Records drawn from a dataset
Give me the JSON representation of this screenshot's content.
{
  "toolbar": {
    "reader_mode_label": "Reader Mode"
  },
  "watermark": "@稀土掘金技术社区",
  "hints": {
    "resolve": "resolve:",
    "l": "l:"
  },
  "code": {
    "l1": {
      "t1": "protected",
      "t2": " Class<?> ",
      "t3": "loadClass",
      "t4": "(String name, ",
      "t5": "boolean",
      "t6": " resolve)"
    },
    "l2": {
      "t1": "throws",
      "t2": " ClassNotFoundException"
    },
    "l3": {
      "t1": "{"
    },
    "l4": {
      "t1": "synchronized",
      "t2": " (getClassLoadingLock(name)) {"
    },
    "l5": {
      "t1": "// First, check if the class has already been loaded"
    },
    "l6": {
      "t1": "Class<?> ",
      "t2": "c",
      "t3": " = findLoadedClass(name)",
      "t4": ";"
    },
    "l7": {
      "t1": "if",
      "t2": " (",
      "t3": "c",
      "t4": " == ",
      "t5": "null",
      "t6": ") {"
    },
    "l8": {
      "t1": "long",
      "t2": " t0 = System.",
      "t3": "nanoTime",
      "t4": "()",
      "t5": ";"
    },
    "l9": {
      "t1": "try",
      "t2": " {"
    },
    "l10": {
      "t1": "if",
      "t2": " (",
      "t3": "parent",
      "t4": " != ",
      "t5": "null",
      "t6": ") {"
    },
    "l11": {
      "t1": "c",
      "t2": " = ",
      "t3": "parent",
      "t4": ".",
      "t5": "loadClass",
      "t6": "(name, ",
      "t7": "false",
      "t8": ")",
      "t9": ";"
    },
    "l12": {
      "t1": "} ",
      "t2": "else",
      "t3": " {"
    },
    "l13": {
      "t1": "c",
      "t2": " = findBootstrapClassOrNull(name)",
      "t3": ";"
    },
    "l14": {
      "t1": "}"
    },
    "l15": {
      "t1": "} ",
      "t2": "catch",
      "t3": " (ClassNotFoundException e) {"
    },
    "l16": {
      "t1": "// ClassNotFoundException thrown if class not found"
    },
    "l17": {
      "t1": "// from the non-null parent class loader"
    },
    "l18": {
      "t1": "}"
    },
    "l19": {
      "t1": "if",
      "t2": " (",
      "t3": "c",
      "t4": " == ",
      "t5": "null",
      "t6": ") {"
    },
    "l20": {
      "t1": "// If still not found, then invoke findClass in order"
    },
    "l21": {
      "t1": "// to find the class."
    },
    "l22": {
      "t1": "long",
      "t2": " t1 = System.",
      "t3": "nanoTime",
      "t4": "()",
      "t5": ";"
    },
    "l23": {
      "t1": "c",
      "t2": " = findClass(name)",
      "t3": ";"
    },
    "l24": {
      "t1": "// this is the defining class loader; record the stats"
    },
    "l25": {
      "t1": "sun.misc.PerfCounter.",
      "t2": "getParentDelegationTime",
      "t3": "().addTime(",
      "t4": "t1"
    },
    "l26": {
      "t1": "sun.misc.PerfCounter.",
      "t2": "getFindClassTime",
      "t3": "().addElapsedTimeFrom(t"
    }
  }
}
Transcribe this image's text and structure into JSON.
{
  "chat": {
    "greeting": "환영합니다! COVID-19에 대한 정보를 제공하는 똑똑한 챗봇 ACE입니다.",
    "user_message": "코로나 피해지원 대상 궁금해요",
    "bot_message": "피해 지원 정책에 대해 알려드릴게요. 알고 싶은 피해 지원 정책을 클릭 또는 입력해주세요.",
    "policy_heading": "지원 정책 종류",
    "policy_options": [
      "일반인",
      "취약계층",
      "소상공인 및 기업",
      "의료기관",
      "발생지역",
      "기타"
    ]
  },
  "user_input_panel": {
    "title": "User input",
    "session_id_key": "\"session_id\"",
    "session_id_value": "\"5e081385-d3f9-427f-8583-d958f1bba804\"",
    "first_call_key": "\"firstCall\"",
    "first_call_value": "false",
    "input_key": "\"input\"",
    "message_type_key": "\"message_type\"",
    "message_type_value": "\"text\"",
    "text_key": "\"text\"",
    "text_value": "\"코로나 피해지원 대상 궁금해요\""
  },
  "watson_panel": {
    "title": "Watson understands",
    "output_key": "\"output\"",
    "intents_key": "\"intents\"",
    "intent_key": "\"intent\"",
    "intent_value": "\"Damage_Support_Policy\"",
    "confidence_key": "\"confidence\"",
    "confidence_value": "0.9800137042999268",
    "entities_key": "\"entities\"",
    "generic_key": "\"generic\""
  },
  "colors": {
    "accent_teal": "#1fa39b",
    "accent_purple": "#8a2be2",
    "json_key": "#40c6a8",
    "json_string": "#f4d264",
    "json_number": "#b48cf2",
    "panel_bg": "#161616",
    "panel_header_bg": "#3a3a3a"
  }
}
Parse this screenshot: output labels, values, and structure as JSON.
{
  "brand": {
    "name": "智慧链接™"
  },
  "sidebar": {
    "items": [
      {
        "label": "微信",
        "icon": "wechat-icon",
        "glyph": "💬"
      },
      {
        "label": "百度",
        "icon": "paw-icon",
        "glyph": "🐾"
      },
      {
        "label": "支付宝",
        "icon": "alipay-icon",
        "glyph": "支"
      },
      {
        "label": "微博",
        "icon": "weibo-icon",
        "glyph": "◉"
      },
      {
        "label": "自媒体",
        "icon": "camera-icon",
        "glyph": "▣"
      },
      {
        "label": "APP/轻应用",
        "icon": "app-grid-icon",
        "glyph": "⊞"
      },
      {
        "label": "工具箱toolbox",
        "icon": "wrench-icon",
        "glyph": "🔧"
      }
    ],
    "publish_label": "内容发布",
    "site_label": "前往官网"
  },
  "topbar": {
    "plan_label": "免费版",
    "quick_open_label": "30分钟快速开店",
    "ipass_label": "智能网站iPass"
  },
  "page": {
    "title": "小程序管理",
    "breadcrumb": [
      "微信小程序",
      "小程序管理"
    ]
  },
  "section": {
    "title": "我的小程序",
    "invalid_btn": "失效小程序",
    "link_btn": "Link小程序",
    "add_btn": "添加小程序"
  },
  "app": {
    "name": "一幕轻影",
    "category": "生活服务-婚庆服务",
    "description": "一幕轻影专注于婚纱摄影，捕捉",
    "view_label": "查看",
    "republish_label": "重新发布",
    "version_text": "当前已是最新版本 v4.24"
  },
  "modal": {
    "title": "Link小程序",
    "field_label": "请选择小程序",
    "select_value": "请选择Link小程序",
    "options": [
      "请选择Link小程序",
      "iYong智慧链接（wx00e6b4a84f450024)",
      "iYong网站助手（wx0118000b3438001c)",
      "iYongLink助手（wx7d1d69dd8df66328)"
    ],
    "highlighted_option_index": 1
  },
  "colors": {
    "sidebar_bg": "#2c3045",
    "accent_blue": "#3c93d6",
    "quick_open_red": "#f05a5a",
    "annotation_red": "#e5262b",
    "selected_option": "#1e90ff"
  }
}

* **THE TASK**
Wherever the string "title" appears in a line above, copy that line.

* **OUTPUT FOR THIS TASK**
    "title": "User input",
    "title": "Watson understands",
    "title": "小程序管理",
    "title": "我的小程序",
    "title": "Link小程序",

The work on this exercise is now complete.